Teens Think Drinking on MySpace, Facebook Is Real
Jim LiebeltJim is Senior Writer, Editor and Researcher for the HomeWord Center for Youth and Family at Azusa Pacific University. Jim has over 25 years of experience as a youth and family ministry specialist, and has been on the HomeWord staff since 1998. He has served over the years as a pastor, author, youth ministry trainer, adjunct college instructor and speaker. Jim’s culture blog and parenting articles appear on HomeWord.com. Jim is a contributing author of culture and parenting articles to Crosswalk.com. Jim and his wife Jenny live in Olympia, WA.
- 2009 Oct 30
Teenagers spend lots of time on MySpace, Facebook, and other social media sites talking about what they do. Often that talk is about underage drinking, risky sexual activity, and violence. But does it describe their actual activities, or is it just bragging?

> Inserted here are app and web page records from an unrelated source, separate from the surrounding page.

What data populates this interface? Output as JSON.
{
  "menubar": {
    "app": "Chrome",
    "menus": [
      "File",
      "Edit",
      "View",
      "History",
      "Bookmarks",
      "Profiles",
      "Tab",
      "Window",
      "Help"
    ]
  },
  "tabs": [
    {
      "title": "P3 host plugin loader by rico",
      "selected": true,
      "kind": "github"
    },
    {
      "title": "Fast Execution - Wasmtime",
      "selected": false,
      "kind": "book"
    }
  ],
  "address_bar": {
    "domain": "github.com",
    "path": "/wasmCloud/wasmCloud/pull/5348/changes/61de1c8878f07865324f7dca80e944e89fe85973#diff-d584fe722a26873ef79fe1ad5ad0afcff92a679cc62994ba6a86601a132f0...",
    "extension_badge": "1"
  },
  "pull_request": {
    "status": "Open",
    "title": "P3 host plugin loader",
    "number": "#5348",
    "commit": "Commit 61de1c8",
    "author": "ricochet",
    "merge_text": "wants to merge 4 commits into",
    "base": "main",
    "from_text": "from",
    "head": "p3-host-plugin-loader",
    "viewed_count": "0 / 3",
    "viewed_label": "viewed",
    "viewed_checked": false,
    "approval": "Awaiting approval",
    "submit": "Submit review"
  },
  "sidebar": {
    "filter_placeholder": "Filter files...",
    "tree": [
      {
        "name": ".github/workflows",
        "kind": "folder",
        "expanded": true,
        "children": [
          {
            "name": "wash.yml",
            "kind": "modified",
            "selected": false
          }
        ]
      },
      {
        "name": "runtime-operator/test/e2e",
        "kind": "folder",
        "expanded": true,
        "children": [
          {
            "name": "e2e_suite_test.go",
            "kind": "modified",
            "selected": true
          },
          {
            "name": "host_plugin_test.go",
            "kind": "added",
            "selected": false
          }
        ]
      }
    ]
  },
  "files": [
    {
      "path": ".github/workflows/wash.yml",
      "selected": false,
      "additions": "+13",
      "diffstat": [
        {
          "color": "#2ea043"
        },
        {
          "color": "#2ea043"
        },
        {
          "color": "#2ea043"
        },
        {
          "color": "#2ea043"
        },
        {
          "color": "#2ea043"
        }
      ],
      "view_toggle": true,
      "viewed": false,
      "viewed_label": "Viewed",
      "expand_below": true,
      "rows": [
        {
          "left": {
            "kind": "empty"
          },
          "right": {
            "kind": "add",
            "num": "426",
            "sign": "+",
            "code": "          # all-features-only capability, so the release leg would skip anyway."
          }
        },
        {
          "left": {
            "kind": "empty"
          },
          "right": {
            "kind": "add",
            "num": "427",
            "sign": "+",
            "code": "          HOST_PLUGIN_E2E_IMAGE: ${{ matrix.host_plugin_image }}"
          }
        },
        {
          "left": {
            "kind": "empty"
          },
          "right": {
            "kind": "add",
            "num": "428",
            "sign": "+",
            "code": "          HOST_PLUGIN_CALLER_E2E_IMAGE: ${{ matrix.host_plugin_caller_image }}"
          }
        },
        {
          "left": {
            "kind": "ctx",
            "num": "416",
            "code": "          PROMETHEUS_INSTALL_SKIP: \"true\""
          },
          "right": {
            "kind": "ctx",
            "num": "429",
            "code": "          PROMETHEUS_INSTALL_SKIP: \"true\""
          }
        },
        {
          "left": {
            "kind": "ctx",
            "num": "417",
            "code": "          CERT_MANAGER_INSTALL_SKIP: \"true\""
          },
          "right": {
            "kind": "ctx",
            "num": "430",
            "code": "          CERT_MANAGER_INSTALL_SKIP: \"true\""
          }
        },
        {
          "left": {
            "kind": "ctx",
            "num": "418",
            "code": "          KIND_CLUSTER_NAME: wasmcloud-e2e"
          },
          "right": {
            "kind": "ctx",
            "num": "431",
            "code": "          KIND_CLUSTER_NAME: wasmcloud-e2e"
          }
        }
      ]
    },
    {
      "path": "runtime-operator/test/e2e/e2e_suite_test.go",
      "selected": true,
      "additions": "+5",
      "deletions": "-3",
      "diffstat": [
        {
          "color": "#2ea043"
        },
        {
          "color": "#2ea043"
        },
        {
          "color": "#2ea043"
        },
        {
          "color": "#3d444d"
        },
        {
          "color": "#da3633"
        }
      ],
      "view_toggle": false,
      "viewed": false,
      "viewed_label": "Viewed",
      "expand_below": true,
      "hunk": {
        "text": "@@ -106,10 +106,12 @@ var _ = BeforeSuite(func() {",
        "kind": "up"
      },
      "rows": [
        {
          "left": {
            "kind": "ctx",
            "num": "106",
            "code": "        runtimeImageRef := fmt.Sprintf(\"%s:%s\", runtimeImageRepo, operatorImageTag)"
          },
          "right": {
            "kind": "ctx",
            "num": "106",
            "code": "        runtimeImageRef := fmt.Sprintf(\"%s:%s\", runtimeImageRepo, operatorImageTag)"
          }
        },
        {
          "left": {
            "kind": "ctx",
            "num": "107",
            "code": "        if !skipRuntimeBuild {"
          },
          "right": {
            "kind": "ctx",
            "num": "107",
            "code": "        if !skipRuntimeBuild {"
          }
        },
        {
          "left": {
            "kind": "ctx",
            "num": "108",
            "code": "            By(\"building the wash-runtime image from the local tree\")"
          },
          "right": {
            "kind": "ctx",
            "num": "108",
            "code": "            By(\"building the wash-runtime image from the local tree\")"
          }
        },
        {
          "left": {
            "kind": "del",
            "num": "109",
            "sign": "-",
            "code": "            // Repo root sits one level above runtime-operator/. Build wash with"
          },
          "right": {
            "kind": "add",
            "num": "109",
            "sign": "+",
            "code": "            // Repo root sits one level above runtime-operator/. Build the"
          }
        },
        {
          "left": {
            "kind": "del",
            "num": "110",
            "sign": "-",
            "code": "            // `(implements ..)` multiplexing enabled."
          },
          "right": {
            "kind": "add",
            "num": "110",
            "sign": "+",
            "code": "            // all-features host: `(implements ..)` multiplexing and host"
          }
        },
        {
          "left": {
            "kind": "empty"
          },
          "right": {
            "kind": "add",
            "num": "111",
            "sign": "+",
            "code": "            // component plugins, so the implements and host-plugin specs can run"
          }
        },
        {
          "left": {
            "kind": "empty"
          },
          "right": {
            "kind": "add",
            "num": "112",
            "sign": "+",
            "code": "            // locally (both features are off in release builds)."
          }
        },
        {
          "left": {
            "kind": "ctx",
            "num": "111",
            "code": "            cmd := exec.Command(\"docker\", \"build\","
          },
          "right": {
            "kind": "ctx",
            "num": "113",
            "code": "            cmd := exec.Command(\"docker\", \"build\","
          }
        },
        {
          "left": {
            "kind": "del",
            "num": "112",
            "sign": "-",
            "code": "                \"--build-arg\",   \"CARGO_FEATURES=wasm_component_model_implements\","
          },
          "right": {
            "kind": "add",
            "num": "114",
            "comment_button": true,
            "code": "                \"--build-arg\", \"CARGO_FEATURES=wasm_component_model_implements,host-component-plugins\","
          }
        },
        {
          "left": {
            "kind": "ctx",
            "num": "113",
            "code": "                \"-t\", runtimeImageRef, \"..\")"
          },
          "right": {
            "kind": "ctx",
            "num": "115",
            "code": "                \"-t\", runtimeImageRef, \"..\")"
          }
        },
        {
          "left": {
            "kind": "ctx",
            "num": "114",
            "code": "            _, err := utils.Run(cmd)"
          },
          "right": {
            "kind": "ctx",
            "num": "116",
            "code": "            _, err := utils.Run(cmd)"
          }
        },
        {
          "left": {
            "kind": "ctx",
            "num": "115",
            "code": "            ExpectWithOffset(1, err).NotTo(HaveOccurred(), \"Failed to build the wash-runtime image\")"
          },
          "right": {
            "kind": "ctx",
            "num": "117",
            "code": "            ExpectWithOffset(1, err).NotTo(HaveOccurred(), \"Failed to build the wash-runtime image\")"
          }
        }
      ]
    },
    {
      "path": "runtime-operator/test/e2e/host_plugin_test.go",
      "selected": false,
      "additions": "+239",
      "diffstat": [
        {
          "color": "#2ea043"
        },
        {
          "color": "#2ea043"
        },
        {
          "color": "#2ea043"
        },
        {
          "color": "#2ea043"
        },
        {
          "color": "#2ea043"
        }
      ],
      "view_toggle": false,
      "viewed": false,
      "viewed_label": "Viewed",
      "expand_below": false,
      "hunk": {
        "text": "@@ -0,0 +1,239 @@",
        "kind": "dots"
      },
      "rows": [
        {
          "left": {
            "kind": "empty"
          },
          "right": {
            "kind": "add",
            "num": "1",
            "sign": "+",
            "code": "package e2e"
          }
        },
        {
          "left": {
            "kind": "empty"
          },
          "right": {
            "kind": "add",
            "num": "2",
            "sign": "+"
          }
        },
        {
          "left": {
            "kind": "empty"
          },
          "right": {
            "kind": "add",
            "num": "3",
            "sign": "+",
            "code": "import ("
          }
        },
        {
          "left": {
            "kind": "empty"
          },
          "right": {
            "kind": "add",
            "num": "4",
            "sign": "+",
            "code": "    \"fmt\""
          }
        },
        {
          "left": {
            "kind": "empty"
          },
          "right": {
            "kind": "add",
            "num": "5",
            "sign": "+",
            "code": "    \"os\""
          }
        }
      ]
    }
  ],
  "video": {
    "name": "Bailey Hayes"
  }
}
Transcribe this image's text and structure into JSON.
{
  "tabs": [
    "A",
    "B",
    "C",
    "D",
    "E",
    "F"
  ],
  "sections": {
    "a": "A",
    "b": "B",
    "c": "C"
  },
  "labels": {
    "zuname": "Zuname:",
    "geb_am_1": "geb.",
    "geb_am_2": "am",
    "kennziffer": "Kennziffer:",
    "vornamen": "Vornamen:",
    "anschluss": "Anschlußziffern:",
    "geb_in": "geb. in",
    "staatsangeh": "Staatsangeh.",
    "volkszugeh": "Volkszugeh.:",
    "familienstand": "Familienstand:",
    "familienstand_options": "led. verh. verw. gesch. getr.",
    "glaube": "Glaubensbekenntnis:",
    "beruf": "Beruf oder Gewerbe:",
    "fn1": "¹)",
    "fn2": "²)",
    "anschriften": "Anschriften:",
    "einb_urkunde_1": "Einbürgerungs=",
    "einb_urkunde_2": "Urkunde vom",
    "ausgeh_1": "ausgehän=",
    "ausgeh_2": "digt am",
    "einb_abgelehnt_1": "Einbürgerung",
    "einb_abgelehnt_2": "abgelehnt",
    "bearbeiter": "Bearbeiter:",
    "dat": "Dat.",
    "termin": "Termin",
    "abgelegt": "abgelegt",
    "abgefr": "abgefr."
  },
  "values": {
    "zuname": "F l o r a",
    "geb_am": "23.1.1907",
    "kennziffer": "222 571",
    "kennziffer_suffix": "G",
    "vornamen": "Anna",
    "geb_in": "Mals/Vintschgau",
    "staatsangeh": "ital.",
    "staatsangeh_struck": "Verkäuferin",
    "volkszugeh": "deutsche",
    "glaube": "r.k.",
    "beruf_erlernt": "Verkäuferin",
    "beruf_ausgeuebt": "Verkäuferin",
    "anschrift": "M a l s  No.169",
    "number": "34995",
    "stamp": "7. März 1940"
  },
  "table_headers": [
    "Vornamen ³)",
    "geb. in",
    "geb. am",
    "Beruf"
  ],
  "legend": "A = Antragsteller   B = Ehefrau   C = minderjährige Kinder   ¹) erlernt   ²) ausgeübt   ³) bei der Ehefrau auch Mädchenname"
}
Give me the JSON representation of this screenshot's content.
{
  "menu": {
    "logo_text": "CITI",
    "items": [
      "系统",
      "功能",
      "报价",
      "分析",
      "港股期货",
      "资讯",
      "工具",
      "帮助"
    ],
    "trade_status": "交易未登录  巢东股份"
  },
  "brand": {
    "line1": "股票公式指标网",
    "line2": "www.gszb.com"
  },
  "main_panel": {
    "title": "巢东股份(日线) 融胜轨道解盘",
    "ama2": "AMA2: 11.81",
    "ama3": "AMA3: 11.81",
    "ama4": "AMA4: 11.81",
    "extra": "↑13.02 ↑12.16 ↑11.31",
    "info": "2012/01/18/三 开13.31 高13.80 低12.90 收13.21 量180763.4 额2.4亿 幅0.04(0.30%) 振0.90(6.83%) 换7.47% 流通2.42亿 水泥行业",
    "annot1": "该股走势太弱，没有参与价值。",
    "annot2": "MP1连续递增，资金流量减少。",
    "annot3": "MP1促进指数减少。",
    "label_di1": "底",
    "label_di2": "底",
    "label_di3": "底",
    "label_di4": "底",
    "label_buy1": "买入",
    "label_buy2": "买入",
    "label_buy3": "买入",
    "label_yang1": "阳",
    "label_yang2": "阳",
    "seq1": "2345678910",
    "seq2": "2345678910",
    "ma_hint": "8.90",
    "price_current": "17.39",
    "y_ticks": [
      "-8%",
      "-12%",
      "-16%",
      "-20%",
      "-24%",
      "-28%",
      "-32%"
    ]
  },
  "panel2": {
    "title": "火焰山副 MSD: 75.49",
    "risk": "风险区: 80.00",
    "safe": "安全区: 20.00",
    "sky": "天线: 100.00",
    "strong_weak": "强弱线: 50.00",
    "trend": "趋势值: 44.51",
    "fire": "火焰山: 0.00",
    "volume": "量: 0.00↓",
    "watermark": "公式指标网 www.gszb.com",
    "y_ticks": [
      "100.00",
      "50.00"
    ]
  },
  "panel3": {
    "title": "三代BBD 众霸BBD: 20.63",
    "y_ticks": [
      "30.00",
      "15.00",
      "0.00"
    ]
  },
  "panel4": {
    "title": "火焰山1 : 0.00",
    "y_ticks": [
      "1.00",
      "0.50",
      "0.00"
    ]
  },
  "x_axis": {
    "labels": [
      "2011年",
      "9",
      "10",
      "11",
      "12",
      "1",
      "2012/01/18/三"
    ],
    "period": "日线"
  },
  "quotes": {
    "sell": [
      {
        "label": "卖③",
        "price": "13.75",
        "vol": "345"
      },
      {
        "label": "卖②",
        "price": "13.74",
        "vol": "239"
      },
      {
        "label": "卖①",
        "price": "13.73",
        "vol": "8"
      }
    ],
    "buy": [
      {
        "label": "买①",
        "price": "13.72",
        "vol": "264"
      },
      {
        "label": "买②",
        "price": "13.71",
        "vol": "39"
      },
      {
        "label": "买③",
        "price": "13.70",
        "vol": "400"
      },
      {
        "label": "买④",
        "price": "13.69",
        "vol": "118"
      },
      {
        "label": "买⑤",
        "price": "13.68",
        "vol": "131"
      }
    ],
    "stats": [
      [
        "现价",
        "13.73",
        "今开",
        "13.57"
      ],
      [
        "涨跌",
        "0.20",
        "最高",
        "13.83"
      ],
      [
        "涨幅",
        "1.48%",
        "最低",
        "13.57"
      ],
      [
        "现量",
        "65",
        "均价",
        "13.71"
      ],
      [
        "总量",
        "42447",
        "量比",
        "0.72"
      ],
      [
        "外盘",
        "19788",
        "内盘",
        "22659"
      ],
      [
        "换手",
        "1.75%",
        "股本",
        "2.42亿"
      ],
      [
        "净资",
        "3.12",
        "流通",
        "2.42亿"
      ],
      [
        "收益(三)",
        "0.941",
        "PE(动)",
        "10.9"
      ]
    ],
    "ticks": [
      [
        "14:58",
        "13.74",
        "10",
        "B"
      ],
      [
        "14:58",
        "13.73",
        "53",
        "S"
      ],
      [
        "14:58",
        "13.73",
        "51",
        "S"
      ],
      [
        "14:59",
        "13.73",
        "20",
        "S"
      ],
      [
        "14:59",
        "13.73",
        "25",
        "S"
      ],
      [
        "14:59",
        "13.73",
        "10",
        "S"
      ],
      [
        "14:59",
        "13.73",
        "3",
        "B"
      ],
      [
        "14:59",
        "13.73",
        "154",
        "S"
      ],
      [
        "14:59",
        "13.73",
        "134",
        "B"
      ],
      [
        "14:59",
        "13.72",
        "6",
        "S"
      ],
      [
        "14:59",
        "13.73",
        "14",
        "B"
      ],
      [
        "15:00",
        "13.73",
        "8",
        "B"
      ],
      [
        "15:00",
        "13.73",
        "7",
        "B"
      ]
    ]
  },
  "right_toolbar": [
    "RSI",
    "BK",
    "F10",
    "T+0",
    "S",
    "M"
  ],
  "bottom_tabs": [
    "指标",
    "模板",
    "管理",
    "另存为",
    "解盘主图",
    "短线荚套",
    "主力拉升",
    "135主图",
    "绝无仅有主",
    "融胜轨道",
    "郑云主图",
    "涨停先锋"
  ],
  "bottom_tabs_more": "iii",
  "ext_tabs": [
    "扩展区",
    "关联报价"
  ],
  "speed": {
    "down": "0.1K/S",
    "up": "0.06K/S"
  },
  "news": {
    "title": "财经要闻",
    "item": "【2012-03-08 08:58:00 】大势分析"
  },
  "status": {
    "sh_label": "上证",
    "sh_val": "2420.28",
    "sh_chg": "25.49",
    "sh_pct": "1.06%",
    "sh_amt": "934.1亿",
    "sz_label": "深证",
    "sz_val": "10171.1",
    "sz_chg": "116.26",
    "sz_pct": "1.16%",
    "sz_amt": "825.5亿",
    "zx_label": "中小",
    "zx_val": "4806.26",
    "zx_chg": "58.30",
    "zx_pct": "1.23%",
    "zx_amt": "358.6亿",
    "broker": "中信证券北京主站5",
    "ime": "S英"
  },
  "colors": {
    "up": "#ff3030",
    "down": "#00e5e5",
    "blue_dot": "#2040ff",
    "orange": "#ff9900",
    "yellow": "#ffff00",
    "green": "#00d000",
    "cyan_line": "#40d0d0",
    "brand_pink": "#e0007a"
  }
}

About half of teenagers' social media posts refer to drinking, sex, or violence, according to Megan Moreno, an assistant professor of pediatrics at the University of Wisconsin-Madison. That discovery, which was reported earlier this year, left Moreno wondering if all that chatter was reality or trash talk. She's still working on answering that question, but she has found out this: Kids do think that what they see on social media sites is real, and the younger they are, the more they believe it. That's important, because teenagers are powerfully influenced by the behavior of their peers.
"There is good data that if kids think their friends are drinking, they're more likely to drink," Moreno says. "The perception of normal is powerful." Teenagers' behavior also is influenced by seeing behavior on television and hearing about it on the radio and in music. Social media combines those two influences. "Say it's the most popular kid in your school, and they're [pictured] drinking. You might drink to be more like that kid," she says.
Moreno doesn't yet have hard data on how much of the teenage drinking on social media sites is real. She thinks some of it is, some is nonsense, and some is a "gesture of intention"—that is, a teen may be thinking of getting into the drinking scene and is testing the waters by putting up pictures or writing about it. That, she says, is good news for parents who want to know what's up with the kid. It's also a great time to step in.
Source: U.S. News & World Report